A 40-minute drive from the Vegas Strip leads to Red Rock Canyon, a National ConservationArea offering a peaceful break from the city buzz. Situated in the Mojave Desert, the 3000-foot canyon was formed 65 million years ago when tectonic shifts pushed the limestone sediments from under the ocean. The sandstone minerals have oxidized over the years giving it its unique reddish tint. The area was inhabited by various Native American tribes, Petroglyphs showing drawings and depictions made by these civilizations can also be explored.
A 13-mile one-way loop drive leads around the park’s most iconic locations and is open between 6 am to sunset. Red Rock Canyon also offers endless hiking possibilities at all levels of physicality. The Moenkopi Loop is a short and easy trail with gorgeous views of the Wilson Cliffs, keep an eye out for ancient fossils and different flora throughout the trail. The Petroglyph Wall is another popular trail, leading to the 800-year-old landmark.
For more challenging trails, the Pine Creek Canyon trail presents views of the Ponderosa pine forests, protected by the canyon walls. Similarly, the Calico Hills trails lead from the calico Basin to the Sandstone Quarry. The Keystone Thrust trail passes by the point where the tectonic plates collided giving birth to this marvelous location.
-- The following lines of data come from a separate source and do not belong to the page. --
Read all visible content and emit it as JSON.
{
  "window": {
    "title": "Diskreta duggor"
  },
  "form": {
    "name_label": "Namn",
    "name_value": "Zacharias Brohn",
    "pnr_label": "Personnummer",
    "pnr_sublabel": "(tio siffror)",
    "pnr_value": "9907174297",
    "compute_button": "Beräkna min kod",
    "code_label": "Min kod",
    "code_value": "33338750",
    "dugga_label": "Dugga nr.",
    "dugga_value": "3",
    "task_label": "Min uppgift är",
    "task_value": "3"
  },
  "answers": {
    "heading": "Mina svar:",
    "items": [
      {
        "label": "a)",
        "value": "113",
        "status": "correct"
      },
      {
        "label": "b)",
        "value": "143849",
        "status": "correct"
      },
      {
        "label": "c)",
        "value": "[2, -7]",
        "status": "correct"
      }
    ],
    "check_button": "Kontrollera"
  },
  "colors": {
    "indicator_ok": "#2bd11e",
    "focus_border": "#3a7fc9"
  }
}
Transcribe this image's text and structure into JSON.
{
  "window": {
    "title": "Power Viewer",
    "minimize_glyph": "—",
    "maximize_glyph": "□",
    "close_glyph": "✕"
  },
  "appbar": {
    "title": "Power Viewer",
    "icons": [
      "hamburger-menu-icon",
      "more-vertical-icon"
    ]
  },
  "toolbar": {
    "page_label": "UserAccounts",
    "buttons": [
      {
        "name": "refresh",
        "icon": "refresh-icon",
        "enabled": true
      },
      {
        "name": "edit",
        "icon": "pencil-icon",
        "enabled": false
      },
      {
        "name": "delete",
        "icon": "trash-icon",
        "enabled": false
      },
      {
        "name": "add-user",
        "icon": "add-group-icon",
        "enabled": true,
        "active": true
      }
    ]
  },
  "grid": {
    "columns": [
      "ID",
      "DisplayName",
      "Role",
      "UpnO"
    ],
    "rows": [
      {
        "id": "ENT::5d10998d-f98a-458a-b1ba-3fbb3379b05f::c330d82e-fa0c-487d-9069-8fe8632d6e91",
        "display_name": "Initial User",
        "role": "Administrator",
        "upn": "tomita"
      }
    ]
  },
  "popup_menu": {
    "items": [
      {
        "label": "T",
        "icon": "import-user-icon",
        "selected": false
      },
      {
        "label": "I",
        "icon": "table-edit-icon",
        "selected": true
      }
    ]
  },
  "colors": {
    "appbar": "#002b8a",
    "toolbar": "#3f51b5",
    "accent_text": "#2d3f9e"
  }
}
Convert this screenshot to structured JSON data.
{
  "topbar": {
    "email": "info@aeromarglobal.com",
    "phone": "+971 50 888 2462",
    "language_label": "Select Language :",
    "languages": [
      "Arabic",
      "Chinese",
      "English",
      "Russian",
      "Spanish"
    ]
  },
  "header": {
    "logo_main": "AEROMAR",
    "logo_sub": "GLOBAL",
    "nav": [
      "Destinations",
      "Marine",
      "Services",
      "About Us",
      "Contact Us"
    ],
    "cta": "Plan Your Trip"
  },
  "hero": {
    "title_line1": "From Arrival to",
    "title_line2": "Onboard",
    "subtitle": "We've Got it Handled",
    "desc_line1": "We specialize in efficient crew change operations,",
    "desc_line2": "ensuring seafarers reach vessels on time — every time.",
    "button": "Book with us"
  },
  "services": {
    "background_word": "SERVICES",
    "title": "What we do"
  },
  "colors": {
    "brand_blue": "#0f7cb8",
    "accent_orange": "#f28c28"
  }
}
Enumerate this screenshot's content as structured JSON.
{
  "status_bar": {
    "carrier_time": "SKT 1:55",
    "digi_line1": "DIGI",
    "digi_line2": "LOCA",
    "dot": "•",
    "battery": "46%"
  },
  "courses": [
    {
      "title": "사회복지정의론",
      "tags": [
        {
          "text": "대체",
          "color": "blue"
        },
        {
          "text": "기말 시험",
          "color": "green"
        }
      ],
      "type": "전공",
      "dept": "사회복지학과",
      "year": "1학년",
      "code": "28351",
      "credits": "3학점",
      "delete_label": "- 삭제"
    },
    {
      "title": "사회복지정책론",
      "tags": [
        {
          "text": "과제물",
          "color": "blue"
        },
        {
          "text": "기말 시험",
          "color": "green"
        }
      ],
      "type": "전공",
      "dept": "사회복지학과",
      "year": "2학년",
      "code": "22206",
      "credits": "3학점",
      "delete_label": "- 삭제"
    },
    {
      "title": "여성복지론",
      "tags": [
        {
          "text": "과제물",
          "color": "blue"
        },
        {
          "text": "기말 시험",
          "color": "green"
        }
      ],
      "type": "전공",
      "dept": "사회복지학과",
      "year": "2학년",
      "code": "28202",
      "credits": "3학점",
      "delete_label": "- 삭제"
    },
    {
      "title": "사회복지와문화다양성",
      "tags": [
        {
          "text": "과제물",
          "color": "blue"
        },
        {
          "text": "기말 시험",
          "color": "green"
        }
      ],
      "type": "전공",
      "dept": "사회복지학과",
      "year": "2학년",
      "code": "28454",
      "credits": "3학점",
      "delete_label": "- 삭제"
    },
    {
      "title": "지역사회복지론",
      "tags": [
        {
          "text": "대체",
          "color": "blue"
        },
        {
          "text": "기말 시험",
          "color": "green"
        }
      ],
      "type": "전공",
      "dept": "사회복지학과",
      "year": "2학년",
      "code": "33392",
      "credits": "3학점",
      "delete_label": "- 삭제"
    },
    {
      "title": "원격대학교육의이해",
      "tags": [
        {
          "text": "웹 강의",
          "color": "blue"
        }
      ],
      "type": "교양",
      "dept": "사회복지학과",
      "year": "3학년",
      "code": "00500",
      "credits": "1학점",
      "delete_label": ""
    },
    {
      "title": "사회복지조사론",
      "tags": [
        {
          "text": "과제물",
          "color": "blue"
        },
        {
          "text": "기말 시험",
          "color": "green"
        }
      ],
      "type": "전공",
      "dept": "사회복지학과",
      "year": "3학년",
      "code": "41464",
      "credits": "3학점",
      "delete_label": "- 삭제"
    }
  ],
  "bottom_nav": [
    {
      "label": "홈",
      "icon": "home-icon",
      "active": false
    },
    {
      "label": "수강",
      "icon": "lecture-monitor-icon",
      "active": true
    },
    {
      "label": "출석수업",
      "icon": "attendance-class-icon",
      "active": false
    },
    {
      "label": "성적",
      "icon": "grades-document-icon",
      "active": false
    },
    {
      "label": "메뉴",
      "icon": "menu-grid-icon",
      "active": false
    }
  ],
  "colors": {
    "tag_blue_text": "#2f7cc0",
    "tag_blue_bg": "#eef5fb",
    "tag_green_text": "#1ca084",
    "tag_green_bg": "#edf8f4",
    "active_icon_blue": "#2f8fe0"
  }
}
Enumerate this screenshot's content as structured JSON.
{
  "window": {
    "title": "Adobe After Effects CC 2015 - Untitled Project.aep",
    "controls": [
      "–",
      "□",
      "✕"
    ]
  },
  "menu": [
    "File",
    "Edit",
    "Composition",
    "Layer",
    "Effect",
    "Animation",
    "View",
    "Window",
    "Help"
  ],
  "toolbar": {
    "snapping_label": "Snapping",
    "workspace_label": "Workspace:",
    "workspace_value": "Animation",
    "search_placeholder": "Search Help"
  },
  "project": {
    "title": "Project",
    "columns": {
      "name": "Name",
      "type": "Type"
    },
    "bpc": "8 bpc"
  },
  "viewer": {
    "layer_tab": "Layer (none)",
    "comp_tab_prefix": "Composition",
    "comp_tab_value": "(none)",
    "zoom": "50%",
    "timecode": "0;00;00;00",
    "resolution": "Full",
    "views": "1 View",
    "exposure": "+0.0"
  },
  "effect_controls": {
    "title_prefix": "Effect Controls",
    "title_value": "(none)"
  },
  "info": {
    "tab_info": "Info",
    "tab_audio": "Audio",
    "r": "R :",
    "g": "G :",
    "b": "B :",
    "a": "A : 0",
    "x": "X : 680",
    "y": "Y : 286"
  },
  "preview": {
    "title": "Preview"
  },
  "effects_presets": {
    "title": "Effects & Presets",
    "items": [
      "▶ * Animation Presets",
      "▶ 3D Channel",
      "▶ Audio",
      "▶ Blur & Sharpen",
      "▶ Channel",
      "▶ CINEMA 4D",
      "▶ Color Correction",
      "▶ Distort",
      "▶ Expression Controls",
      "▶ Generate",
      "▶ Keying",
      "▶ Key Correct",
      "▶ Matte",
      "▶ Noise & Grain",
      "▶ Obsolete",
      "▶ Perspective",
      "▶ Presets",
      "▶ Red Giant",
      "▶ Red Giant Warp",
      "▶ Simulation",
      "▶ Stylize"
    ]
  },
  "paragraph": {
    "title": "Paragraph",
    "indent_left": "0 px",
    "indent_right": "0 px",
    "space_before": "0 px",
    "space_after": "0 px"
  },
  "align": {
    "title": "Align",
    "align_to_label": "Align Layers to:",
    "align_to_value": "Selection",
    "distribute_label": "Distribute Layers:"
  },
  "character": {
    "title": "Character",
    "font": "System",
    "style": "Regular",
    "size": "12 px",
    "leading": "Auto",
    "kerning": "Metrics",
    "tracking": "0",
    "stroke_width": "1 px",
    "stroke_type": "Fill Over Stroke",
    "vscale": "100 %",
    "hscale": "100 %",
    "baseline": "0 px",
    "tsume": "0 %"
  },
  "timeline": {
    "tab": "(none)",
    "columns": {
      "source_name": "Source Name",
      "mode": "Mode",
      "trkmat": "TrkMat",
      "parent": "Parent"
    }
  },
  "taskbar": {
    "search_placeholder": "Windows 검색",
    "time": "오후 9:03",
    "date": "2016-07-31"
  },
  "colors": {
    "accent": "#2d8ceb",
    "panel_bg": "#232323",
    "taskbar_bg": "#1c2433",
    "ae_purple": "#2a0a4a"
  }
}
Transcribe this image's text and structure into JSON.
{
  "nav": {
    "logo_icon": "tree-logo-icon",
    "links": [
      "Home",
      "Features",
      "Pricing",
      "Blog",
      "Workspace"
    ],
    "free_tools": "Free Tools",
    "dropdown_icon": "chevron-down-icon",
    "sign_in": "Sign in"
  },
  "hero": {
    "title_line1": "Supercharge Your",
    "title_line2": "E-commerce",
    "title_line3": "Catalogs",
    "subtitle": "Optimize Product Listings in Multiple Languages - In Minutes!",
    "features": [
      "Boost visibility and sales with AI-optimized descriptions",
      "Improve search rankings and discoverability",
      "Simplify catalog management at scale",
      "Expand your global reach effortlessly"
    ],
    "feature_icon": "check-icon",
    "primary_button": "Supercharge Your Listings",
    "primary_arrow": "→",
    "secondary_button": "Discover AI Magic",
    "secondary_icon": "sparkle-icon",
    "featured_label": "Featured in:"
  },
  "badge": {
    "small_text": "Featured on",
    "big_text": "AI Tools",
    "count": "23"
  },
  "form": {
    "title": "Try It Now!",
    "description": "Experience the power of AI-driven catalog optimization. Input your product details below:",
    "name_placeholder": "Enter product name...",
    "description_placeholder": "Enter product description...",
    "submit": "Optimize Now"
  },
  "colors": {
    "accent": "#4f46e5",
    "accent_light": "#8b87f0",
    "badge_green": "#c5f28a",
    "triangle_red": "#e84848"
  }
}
The canyon offers a series of challenging mountainous trails with La Madre Mountain being the highest point in the park at 8154 feet. Visitors can follow trails like the White Rock Mountain Loop with close to 1000 feet of elevation variance and the North Peak leading to the summit of this limestone mountain. Similarly, the Bridge Mountain trail involves a 15.8-mile strenuous hike to the breathtaking peak. To beat the desert’s scorching heat, it is recommended to start your trails early and stock up on water supplies.
When traveling with children, the informative Visitor Center, open between 8 am and 4:30 pm is a good starting place followed by the Lost Creek Children’s Discovery Trail which provides an overview of the area’s habitat, pictographs, and diverse landscape. Red Rock Canyon is home to close to 600 different flora species and wild animals including rabbits, squirrels, and wild burros. The park also offers picnicking possibilities such as the Wilson range and Willow Spring Picnic Area. Overnight stays are possible at the Red Rock Canyon Campground.
Red Rock Canyon guarantees entertaining activities for visitors of all ages, from a relaxed picnic to a scenic drive through or a trail rewarded by panoramic views, this area is definitely worth the $15 entrance fee.